Death at San Francisco Zoo Is Probed
Thursday, December 27, 2007
The San Francisco Police Department opened a criminal investigation yesterday into how a Siberian tiger escaped from the city zoo, and then mauled a teenager to death and seriously injured two other people.
The Christmas Day attack occurred at closing time, when the tiger somehow got out of its enclosure -- one that included a surrounding moat and a 20-foot-high wall. Zoo officials said they had no idea how the tiger could have overcome the barriers, which meet all national standards for a safe tiger display.
San Francisco Police Chief Heather Fong said at a news conference yesterday that the area was declared a crime scene "because we're not certain why the incident occurred -- as result of human action or whether this was an incident where the animal was able to get out of the grotto." Fong said police have interviewed witnesses to the attacks, including the two injured men.
The Siberian tiger, 4-year-old Tatiana, had attacked a keeper a year ago, seriously injuring the woman's arm. A California Division of Occupational Safety and Health investigation into the incident faulted the zoo, which upgraded security for its five tigers as a result and paid an $18,000 fine.
Zoo Director Manual A. Mollinedo said yesterday that after the initial incident, there was "never a consideration of putting the tiger down. The tiger was acting like a tiger normally does."

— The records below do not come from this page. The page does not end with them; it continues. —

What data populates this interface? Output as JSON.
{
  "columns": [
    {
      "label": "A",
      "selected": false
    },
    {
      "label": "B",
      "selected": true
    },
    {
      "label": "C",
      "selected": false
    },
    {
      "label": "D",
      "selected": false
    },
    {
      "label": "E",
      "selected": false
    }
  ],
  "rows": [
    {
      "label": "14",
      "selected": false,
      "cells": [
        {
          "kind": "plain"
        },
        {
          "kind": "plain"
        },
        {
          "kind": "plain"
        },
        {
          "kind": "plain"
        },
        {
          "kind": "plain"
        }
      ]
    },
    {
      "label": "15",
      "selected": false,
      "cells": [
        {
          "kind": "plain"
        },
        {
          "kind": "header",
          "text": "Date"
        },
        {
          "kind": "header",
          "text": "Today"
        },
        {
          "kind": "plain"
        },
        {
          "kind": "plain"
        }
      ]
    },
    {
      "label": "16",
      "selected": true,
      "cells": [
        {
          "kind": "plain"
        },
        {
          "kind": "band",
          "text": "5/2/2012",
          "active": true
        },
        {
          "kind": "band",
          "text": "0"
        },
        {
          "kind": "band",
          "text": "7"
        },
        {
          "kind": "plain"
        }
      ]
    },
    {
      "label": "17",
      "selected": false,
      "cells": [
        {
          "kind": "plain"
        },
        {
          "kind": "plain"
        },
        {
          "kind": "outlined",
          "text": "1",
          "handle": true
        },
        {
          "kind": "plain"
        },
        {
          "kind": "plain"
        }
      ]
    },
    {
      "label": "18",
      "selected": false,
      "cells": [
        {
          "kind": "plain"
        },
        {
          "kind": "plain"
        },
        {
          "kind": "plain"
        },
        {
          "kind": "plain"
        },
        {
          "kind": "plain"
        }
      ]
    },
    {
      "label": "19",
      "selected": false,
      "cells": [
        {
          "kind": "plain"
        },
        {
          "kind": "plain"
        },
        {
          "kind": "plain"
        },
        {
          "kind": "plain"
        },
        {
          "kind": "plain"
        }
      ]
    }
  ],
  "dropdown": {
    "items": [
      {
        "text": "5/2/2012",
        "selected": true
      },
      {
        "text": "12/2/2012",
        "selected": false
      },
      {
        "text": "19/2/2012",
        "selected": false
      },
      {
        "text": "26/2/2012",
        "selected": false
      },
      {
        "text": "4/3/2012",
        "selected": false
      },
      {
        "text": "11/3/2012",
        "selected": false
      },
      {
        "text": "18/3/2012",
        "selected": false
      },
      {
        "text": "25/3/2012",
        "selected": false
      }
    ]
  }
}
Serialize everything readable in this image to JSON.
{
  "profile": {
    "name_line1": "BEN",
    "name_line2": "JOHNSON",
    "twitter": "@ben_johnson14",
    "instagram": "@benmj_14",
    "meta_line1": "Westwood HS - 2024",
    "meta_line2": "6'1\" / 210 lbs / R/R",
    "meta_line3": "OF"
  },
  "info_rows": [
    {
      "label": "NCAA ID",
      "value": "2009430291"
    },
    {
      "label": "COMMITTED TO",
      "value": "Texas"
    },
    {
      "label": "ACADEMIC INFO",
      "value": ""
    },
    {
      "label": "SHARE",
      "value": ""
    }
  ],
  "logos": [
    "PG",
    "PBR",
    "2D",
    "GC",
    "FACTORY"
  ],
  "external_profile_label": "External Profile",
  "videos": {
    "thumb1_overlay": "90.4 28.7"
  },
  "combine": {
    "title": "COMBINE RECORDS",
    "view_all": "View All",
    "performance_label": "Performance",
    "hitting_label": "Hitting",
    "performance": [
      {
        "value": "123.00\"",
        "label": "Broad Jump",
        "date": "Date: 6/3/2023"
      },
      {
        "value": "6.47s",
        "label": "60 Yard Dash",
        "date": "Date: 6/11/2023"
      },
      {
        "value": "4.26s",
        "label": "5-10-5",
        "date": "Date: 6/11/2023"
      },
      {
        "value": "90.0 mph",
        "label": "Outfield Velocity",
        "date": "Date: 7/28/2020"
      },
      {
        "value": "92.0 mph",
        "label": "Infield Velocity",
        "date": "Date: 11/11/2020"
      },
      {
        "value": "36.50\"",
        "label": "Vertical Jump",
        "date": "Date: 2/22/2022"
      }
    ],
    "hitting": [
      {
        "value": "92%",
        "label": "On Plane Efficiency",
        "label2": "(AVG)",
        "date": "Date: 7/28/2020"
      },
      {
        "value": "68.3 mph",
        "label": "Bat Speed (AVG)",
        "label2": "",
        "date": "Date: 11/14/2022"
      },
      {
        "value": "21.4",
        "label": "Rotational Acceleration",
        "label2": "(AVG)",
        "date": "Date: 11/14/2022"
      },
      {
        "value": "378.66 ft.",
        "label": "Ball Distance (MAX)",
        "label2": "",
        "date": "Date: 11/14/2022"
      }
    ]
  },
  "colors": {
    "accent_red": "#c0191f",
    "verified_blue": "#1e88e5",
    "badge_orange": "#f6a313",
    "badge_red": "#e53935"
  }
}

Mary Healy, director of the Sacramento Zoo and past board chairman of the Association of Zoos and Aquariums, agreed that "the tiger can't be blamed. These are wild animals that we take into our care, and we are responsible when things go wrong."
Tatiana was killed by San Francisco police when they came upon the cat, which was mauling its third victim. The two injured brothers, ages 19 and 23, were reported to be in stable condition after undergoing surgery to clean and close their wounds.
Authorities identified the dead visitor as Carlos Sousa Jr., 17, of San Jose. The victim was found in front of the animal's enclosure. The two injured men were found at a zoo cafe about 300 yards away. When police arrived in response to an urgent 911 call, Tatiana was sitting next to one of the men, who already had blood running from wounds to his head, according to police spokesman Steven Mannina.
The tiger attacked the man again as the officers approached. Tatiana moved toward the police, and several of them fired, killing the animal, Mannina said.
National Zoo spokeswoman Sarah Taylor said that in light of the incident in San Francisco, the Washington zoo will not make immediate changes to its tiger enclosures but is open to making improvements in the future.
"We don't know what happened in San Francisco because the investigation is ongoing," she said. "As reports come out, if there is anything we can learn and implement here, that would absolutely happen."
The 125-acre San Francisco zoo is accredited by the Association of Zoos and Aquariums, which yesterday released a statement saying that the zoo will have to provide a detailed report on the incident for its independent accreditation commission. The group will then determine whether any actions need to be taken at the zoo and possibly at others.